(Dataset items)
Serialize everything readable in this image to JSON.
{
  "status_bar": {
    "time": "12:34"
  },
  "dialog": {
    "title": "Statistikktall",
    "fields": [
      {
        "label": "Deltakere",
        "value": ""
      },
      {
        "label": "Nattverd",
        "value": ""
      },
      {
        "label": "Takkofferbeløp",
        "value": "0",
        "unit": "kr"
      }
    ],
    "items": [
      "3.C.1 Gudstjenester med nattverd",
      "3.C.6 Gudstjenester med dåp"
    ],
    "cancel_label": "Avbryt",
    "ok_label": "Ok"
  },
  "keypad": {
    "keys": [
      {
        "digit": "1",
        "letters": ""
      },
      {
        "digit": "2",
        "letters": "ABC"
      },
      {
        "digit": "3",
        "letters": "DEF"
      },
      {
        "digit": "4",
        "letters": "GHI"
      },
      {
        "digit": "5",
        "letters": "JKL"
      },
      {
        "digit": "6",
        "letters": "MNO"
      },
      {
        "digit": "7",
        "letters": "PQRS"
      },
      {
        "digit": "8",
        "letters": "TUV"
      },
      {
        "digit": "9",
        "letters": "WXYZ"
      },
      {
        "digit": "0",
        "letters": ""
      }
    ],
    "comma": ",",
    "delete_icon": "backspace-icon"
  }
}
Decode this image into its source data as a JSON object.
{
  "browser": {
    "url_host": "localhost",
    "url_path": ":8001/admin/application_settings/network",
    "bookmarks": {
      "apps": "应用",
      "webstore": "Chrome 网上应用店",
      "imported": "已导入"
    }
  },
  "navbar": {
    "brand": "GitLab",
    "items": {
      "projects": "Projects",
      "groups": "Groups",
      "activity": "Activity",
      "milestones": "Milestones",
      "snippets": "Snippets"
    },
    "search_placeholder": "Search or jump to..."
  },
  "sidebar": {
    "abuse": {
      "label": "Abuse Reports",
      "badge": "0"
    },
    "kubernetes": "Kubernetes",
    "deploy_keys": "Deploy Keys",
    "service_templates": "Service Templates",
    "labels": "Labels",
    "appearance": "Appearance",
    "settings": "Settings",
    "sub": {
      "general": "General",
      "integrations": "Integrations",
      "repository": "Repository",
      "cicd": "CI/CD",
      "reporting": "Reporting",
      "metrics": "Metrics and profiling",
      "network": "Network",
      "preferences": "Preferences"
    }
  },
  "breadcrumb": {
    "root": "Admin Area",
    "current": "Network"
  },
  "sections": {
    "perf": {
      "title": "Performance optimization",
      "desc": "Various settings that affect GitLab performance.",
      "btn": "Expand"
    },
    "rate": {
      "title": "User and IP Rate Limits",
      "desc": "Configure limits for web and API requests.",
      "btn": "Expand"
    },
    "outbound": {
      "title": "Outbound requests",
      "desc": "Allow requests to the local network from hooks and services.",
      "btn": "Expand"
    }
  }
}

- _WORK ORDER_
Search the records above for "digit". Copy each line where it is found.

- _EXPECTED OUTPUT_
        "digit": "1",
        "digit": "2",
        "digit": "3",
        "digit": "4",
        "digit": "5",
        "digit": "6",
        "digit": "7",
        "digit": "8",
        "digit": "9",
        "digit": "0",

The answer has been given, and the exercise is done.